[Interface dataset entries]
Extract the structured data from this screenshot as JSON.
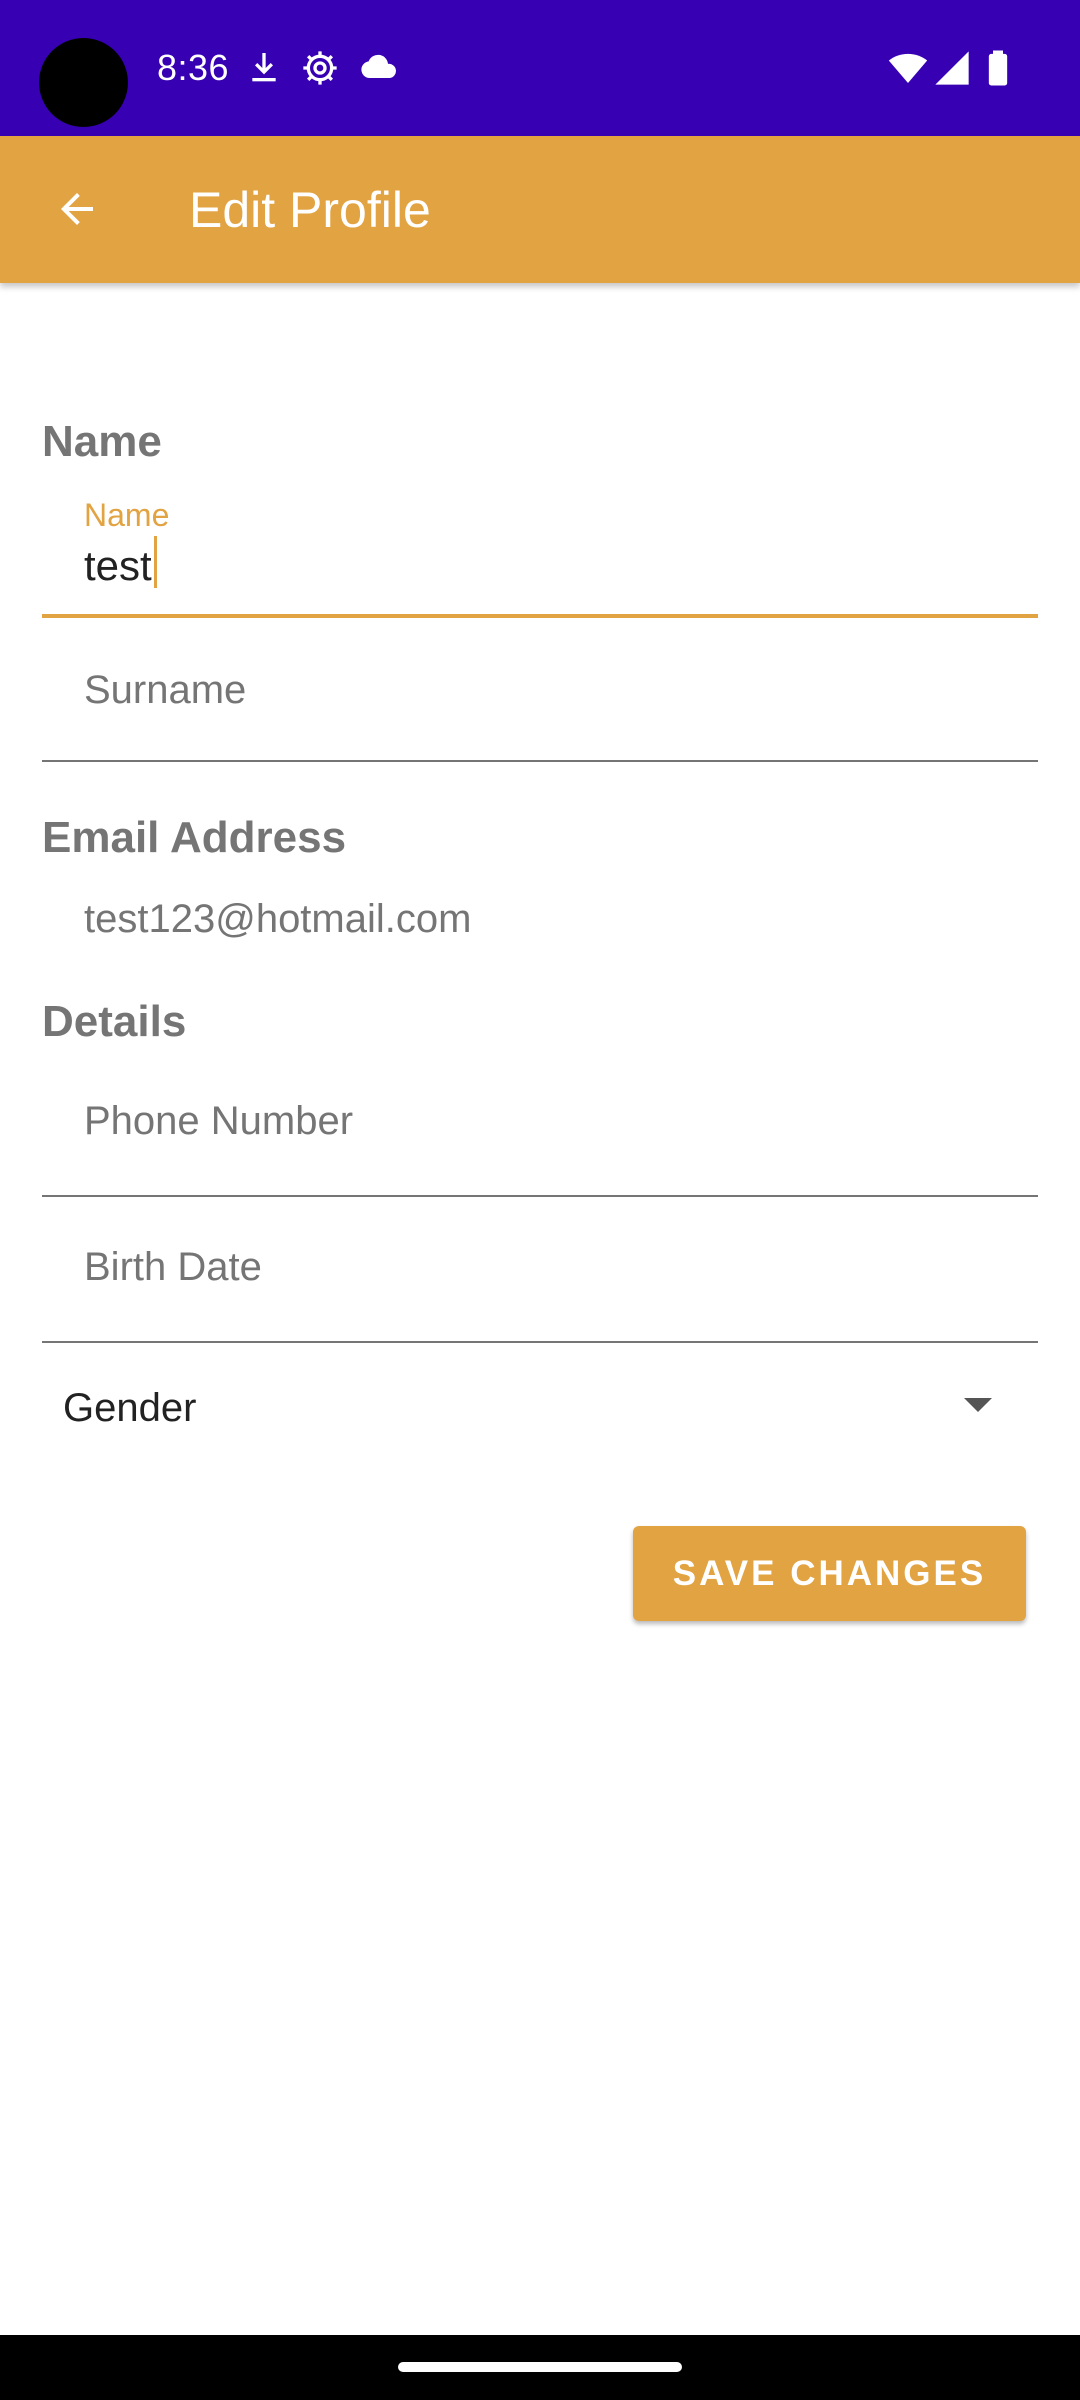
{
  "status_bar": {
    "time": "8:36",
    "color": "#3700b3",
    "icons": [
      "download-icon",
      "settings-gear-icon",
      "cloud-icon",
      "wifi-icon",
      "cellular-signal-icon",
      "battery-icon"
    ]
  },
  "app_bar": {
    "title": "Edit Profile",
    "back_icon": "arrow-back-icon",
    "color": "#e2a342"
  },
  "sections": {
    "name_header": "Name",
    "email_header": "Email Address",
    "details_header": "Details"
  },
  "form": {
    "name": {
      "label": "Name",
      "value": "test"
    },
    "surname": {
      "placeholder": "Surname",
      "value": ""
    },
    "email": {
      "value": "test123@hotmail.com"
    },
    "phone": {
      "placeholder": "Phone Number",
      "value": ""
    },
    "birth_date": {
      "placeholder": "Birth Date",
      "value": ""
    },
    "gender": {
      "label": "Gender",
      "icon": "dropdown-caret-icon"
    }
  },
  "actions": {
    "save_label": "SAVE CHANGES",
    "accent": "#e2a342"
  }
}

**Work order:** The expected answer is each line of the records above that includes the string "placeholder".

**Written response:**
      "placeholder": "Surname",
      "placeholder": "Phone Number",
      "placeholder": "Birth Date",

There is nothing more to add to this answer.